BY: AISHA ILYAD
Explorations in today’s modern world, both in terms of quality and quantity is different – and preferable – than any other era in history. One example is the formation of the virtual world in parallel with the physical world, which itself has caused considerable changes in society, culture, economy and politics. The increasing expansion of the internet is the initiator of changes in the overall structure of society.
Features like interactivity, having no limitations in regards to time and place, existing above civil law, and the possibilities that come with multimedia means that the internet beats other rivals in terms of social competition.
One of the areas that has been widely affected by communication technologies in recent years is literature and culture. As social media becomes more and more popular, journalists, writers and artists have been keen to capitalize on their potential to build and maintain audiences. However, little is known about the extent to which these efforts may have adverse implications.
But the increasing usage of the internet and social media for informing and micro blogging has given rise to heated discussions over how social networking sites has affected the traditional norms of literature and information.
One hypothesis is that there has always been a relationship of impact and impression between writers, journalists and artists with their audiences through their works, and this process hasn’t been disrupted by social networking sites. It is even believed that social sites have in fact increased the amount of impact from the creator and appreciation from audiences.
One development from social media is the rise in Citizen Journalism, which allows just about anyone to grab their mobile phones, snap a picture, post it on social sites and become a “journalist.”
But according to Richard Sambrook, the director of the BBC Global News Division, Information is not journalism. You get a lot of things, when you open up Twitter in the morning, but not journalism. Journalism needs discipline, analysis, explanation and context and therefore it is still a profession.
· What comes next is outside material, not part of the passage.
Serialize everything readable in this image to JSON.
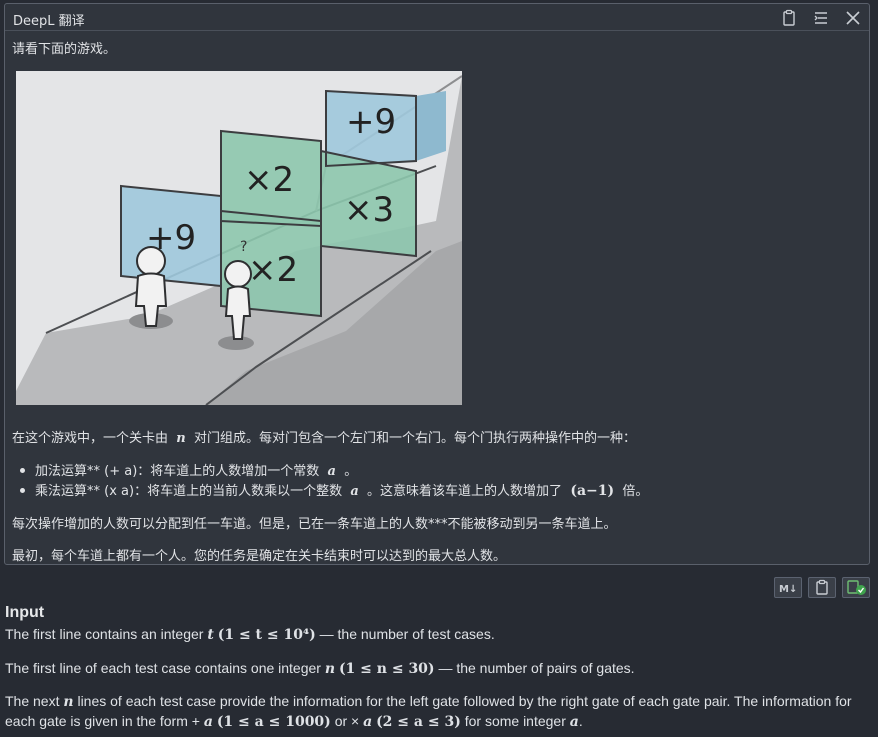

Journalists used to be called the gatekeepers of the public sphere, but the public sphere no longer has walls or gates. There are two billion internet users in the world. Each one of them can publish a message without convincing a gatekeeping journalist of its importance. For example, professional journalists post and tweet in their reports a breaking news story. Citizen journalists who witness an incident produce reports, which are often lifted into mainstream publicity by professional journalists as free-of-charge material. But is it safe for regular citizens to voluntarily report every incident and anywhere?
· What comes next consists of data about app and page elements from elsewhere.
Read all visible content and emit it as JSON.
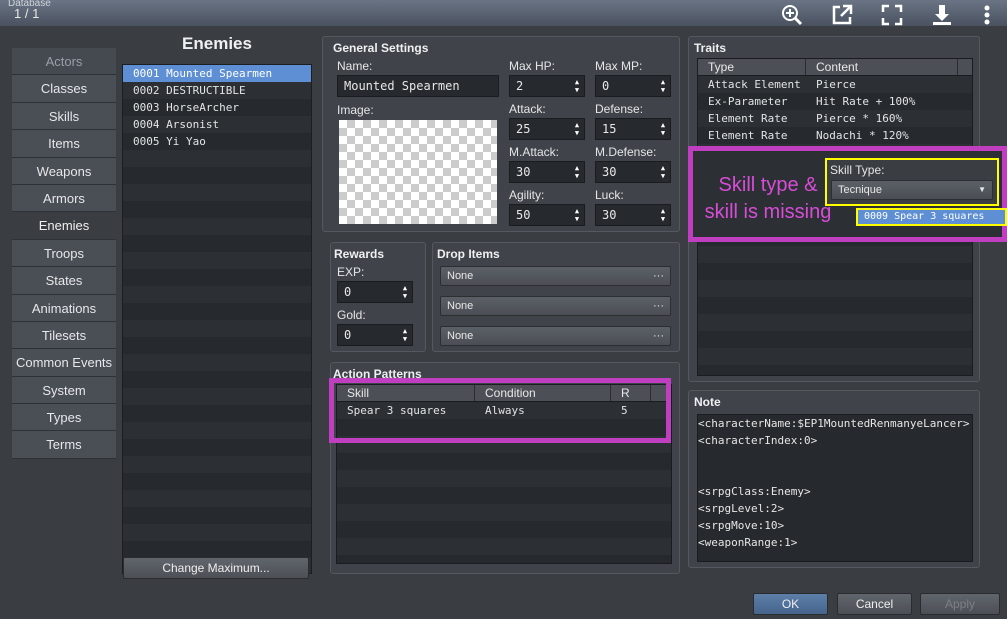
{
  "window": {
    "title": "Database",
    "pager": "1 / 1"
  },
  "viewer_icons": [
    "zoom-in-icon",
    "open-external-icon",
    "fullscreen-icon",
    "download-icon"
  ],
  "tabs": [
    "Actors",
    "Classes",
    "Skills",
    "Items",
    "Weapons",
    "Armors",
    "Enemies",
    "Troops",
    "States",
    "Animations",
    "Tilesets",
    "Common Events",
    "System",
    "Types",
    "Terms"
  ],
  "active_tab": "Enemies",
  "list": {
    "title": "Enemies",
    "items": [
      "0001 Mounted Spearmen",
      "0002 DESTRUCTIBLE",
      "0003 HorseArcher",
      "0004 Arsonist",
      "0005 Yi Yao"
    ],
    "selected": 0,
    "change_max": "Change Maximum..."
  },
  "general": {
    "title": "General Settings",
    "name_label": "Name:",
    "name": "Mounted Spearmen",
    "image_label": "Image:",
    "maxhp_label": "Max HP:",
    "maxhp": "2",
    "maxmp_label": "Max MP:",
    "maxmp": "0",
    "attack_label": "Attack:",
    "attack": "25",
    "defense_label": "Defense:",
    "defense": "15",
    "matk_label": "M.Attack:",
    "matk": "30",
    "mdef_label": "M.Defense:",
    "mdef": "30",
    "agi_label": "Agility:",
    "agi": "50",
    "luck_label": "Luck:",
    "luck": "30"
  },
  "rewards": {
    "title": "Rewards",
    "exp_label": "EXP:",
    "exp": "0",
    "gold_label": "Gold:",
    "gold": "0"
  },
  "drops": {
    "title": "Drop Items",
    "items": [
      "None",
      "None",
      "None"
    ],
    "more": "···"
  },
  "actions": {
    "title": "Action Patterns",
    "headers": [
      "Skill",
      "Condition",
      "R"
    ],
    "rows": [
      [
        "Spear 3 squares",
        "Always",
        "5"
      ]
    ]
  },
  "traits": {
    "title": "Traits",
    "headers": [
      "Type",
      "Content"
    ],
    "rows": [
      [
        "Attack Element",
        "Pierce"
      ],
      [
        "Ex-Parameter",
        "Hit Rate + 100%"
      ],
      [
        "Element Rate",
        "Pierce * 160%"
      ],
      [
        "Element Rate",
        "Nodachi * 120%"
      ]
    ]
  },
  "annotation": {
    "text_line1": "Skill type &",
    "text_line2": "skill is missing",
    "skill_type_label": "Skill Type:",
    "skill_type_value": "Tecnique",
    "skill_value": "0009 Spear 3 squares",
    "color": "#c03ec0",
    "highlight_color": "#ffff00"
  },
  "note": {
    "title": "Note",
    "text": "<characterName:$EP1MountedRenmanyeLancer>\n<characterIndex:0>\n\n\n<srpgClass:Enemy>\n<srpgLevel:2>\n<srpgMove:10>\n<weaponRange:1>"
  },
  "buttons": {
    "ok": "OK",
    "cancel": "Cancel",
    "apply": "Apply"
  }
}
According to research by University of Kent, citizen journalists play a role in the agenda-setting function of the news media, which can influence public opinion of security-related issues; meanwhile at the same time another report from ifla.org states that more and more citizen journalists and whistleblowers are killed or imprisoned because of their work. Sometimes their security has been compromised because of their uncompensated collaboration with professional journalists.
Most of the times citizen journalism adds fuel to the fire and can make a bad condition worse, especially in war torn countries where giving additional or highly sensitive information can lead to greater chaos.
By the end of the first decade of the new millennium it was clear that the internet was killing newspapers. An increasing number of readers had decided that they preferred to read their news online, and advertisers were following them. In the meantime the amount of journalism globally produced by non-professional journalists has increased dramatically. Hundreds of millions of people suddenly had affordable, reliable access to the internet. Mobile technology made that access ubiquitous. Since the usage of social networking sites has become an integral part of the news consumption experience in today’s world, it has become important to thoroughly study news organizations’ social media use. Despite the rise of amateur news cultures and the increasing amount of copyright infringements, journalism and writing continue to exist as professions – but as one that is going through a turbulent identity struggle.